* Assignment *
Search the data below for the word "subtitle" and copy each line that holds it.

* Task material *
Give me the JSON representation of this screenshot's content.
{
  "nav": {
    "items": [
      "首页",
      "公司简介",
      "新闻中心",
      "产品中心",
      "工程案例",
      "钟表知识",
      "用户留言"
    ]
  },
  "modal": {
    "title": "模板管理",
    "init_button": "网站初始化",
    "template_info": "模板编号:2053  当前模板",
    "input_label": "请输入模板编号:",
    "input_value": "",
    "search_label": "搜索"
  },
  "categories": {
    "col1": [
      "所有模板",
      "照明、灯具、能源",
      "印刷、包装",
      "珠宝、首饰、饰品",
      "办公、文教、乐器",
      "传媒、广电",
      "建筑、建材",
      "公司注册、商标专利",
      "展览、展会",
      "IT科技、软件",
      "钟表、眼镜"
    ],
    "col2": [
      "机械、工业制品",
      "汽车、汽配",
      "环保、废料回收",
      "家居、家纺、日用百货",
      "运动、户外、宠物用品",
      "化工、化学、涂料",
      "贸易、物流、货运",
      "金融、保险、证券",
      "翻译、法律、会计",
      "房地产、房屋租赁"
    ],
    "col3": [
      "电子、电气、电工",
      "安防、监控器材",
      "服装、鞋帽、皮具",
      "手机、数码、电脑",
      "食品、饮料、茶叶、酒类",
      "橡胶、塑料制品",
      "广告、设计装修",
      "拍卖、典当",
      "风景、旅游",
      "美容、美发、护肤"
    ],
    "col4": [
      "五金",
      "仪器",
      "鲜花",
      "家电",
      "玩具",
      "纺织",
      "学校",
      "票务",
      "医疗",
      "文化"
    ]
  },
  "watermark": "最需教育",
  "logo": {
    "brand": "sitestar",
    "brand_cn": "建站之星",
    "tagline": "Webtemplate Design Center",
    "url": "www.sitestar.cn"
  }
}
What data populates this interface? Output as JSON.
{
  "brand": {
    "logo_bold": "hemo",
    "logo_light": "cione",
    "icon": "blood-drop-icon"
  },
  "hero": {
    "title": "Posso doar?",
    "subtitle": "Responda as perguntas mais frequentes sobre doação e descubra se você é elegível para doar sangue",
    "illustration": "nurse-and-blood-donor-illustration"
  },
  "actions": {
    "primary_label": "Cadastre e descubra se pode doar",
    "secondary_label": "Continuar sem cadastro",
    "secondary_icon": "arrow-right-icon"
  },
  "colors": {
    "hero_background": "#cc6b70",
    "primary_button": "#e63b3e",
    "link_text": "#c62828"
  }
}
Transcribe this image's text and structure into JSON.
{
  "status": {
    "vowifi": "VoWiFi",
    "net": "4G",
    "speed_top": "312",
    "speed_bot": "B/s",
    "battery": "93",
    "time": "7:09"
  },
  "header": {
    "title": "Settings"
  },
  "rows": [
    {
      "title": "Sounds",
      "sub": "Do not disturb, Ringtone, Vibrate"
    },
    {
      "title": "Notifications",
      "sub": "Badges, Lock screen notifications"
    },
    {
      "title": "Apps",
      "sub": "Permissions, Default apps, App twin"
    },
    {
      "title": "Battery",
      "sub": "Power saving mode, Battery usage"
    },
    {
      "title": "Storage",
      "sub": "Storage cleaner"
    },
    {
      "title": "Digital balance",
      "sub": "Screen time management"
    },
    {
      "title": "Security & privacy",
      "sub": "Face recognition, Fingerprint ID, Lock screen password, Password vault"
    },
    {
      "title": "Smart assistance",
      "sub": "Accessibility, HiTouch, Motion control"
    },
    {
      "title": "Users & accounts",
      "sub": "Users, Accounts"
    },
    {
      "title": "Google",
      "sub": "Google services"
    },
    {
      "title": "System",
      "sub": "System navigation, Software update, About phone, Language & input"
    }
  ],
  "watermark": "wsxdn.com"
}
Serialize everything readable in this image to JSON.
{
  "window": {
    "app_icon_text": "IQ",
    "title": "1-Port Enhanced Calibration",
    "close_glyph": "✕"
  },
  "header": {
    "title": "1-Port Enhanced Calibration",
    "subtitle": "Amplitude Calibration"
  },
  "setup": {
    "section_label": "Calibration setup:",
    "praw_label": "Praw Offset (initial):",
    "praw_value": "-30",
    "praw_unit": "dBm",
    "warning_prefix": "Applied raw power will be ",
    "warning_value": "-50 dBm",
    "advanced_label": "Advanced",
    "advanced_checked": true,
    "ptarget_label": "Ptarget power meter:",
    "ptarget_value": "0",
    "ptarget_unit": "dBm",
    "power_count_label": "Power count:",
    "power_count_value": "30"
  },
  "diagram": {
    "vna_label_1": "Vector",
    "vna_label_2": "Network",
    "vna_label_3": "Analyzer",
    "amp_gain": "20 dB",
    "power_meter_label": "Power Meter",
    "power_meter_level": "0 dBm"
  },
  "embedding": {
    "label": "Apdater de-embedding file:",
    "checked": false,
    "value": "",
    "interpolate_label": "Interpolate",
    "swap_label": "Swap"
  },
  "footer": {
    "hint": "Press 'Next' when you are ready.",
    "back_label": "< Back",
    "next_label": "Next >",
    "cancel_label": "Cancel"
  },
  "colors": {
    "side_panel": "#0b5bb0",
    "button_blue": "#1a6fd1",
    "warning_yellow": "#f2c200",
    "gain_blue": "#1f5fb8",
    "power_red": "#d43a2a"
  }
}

* Expected output *
    "subtitle": "Responda as perguntas mais frequentes sobre doação e descubra se você é elegível para doar sangue",
    "subtitle": "Amplitude Calibration"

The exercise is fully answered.